(Dataset rows describing interfaces)
====
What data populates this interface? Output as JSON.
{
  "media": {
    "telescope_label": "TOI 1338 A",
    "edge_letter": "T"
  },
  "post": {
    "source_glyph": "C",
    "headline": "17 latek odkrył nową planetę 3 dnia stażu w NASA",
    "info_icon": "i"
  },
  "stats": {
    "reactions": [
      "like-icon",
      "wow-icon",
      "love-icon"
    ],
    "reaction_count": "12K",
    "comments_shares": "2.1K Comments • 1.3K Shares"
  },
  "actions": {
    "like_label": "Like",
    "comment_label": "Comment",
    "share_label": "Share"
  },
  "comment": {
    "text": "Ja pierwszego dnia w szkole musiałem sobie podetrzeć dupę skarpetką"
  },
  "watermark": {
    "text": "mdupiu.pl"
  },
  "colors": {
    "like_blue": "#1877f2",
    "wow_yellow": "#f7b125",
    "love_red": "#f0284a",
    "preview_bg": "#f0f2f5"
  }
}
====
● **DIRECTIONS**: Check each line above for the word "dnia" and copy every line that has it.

● **OUTPUT BELOW**:
    "headline": "17 latek odkrył nową planetę 3 dnia stażu w NASA",
    "text": "Ja pierwszego dnia w szkole musiałem sobie podetrzeć dupę skarpetką"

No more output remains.